··· Available data ···
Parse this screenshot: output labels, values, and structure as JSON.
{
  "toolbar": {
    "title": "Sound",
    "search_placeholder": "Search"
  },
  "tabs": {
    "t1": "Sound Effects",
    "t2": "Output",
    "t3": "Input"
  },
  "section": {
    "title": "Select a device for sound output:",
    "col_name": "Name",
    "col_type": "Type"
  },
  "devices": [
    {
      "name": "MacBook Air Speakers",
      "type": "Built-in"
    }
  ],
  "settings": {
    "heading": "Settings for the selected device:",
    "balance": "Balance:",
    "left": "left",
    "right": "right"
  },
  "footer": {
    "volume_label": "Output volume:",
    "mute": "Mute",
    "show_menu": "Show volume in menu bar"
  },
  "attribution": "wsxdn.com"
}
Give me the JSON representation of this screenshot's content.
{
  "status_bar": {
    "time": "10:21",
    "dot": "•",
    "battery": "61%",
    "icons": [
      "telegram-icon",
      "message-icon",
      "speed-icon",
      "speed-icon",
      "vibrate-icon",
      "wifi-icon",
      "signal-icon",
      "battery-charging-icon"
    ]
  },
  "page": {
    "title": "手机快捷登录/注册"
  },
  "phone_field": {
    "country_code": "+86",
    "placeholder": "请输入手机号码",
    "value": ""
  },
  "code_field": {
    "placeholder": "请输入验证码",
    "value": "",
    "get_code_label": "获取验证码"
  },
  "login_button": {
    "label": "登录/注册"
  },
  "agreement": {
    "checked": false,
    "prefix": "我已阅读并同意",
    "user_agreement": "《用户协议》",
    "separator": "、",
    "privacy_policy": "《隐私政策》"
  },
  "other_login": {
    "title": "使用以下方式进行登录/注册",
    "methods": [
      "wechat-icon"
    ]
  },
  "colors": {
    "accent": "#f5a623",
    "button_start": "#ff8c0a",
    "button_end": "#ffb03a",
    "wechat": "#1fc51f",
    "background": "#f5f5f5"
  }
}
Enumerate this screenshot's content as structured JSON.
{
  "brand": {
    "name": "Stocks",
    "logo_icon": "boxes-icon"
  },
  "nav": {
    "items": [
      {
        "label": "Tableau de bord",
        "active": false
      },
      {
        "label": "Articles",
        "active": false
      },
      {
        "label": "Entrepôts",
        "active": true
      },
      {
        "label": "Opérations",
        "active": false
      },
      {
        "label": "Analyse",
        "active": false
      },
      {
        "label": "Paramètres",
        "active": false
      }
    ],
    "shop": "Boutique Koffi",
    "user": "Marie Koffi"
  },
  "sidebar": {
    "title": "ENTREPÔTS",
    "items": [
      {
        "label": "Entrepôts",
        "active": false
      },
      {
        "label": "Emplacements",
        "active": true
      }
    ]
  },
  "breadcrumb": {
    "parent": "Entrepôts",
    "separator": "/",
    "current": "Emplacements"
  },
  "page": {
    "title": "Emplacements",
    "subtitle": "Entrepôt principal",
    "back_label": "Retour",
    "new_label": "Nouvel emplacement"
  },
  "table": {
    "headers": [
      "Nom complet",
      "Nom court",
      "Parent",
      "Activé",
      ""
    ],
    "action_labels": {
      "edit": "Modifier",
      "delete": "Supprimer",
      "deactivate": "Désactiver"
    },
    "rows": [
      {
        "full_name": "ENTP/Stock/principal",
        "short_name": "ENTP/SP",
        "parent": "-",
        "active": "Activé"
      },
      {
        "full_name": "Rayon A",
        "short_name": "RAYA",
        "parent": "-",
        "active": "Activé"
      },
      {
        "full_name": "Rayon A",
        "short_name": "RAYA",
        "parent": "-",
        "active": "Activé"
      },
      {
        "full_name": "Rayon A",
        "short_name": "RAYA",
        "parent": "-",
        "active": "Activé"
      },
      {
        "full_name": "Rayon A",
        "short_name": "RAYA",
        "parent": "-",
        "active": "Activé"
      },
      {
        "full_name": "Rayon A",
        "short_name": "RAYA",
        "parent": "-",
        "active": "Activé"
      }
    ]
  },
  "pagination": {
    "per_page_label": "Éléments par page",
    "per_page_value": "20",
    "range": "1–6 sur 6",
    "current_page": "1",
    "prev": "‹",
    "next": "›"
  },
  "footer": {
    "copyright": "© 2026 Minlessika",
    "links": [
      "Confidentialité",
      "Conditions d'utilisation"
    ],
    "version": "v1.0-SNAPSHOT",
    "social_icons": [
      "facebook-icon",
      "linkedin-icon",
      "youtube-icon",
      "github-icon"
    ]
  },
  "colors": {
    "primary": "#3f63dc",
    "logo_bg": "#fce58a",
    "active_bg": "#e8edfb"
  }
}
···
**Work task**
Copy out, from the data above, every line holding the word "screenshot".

**Answer area**
Parse this screenshot: output labels, values, and structure as JSON.
Give me the JSON representation of this screenshot's content.
Enumerate this screenshot's content as structured JSON.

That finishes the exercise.